- Directions for this task: Without including the pictures, copy each line below exactly as it reads.

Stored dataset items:
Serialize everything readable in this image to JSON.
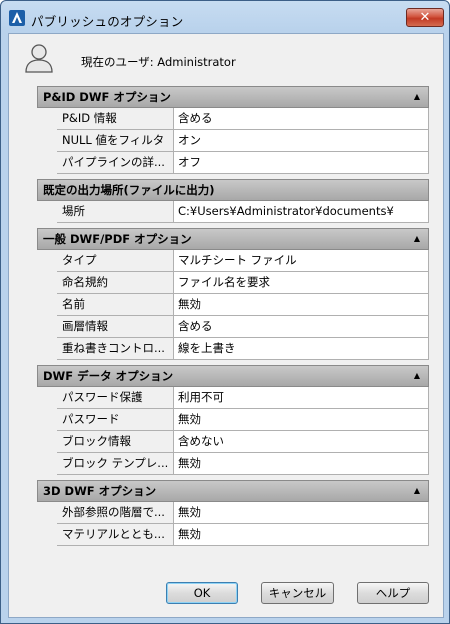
{
  "window": {
    "title": "パブリッシュのオプション",
    "close_label": "✕"
  },
  "user": {
    "label": "現在のユーザ: Administrator"
  },
  "sections": [
    {
      "title": "P&ID DWF オプション",
      "collapse": "▲",
      "rows": [
        {
          "key": "P&ID 情報",
          "value": "含める"
        },
        {
          "key": "NULL 値をフィルタ",
          "value": "オン"
        },
        {
          "key": "パイプラインの詳...",
          "value": "オフ"
        }
      ]
    },
    {
      "title": "既定の出力場所(ファイルに出力)",
      "collapse": "",
      "rows": [
        {
          "key": "場所",
          "value": "C:¥Users¥Administrator¥documents¥"
        }
      ]
    },
    {
      "title": "一般 DWF/PDF オプション",
      "collapse": "▲",
      "rows": [
        {
          "key": "タイプ",
          "value": "マルチシート ファイル"
        },
        {
          "key": "命名規約",
          "value": "ファイル名を要求"
        },
        {
          "key": "名前",
          "value": "無効"
        },
        {
          "key": "画層情報",
          "value": "含める"
        },
        {
          "key": "重ね書きコントロ...",
          "value": "線を上書き"
        }
      ]
    },
    {
      "title": "DWF データ オプション",
      "collapse": "▲",
      "rows": [
        {
          "key": "パスワード保護",
          "value": "利用不可"
        },
        {
          "key": "パスワード",
          "value": "無効"
        },
        {
          "key": "ブロック情報",
          "value": "含めない"
        },
        {
          "key": "ブロック テンプレ...",
          "value": "無効"
        }
      ]
    },
    {
      "title": "3D DWF オプション",
      "collapse": "▲",
      "rows": [
        {
          "key": "外部参照の階層で...",
          "value": "無効"
        },
        {
          "key": "マテリアルととも...",
          "value": "無効"
        }
      ]
    }
  ],
  "buttons": {
    "ok": "OK",
    "cancel": "キャンセル",
    "help": "ヘルプ"
  },
  "icons": {
    "app": "autocad-icon",
    "user": "user-icon",
    "close": "close-icon"
  }
}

- Exercise result:
Serialize everything readable in this image to JSON.
{
  "window": {
    "title": "パブリッシュのオプション",
    "close_label": "✕"
  },
  "user": {
    "label": "現在のユーザ: Administrator"
  },
  "sections": [
    {
      "title": "P&ID DWF オプション",
      "collapse": "▲",
      "rows": [
        {
          "key": "P&ID 情報",
          "value": "含める"
        },
        {
          "key": "NULL 値をフィルタ",
          "value": "オン"
        },
        {
          "key": "パイプラインの詳...",
          "value": "オフ"
        }
      ]
    },
    {
      "title": "既定の出力場所(ファイルに出力)",
      "collapse": "",
      "rows": [
        {
          "key": "場所",
          "value": "C:¥Users¥Administrator¥documents¥"
        }
      ]
    },
    {
      "title": "一般 DWF/PDF オプション",
      "collapse": "▲",
      "rows": [
        {
          "key": "タイプ",
          "value": "マルチシート ファイル"
        },
        {
          "key": "命名規約",
          "value": "ファイル名を要求"
        },
        {
          "key": "名前",
          "value": "無効"
        },
        {
          "key": "画層情報",
          "value": "含める"
        },
        {
          "key": "重ね書きコントロ...",
          "value": "線を上書き"
        }
      ]
    },
    {
      "title": "DWF データ オプション",
      "collapse": "▲",
      "rows": [
        {
          "key": "パスワード保護",
          "value": "利用不可"
        },
        {
          "key": "パスワード",
          "value": "無効"
        },
        {
          "key": "ブロック情報",
          "value": "含めない"
        },
        {
          "key": "ブロック テンプレ...",
          "value": "無効"
        }
      ]
    },
    {
      "title": "3D DWF オプション",
      "collapse": "▲",
      "rows": [
        {
          "key": "外部参照の階層で...",
          "value": "無効"
        },
        {
          "key": "マテリアルととも...",
          "value": "無効"
        }
      ]
    }
  ],
  "buttons": {
    "ok": "OK",
    "cancel": "キャンセル",
    "help": "ヘルプ"
  },
  "icons": {
    "app": "autocad-icon",
    "user": "user-icon",
    "close": "close-icon"
  }
}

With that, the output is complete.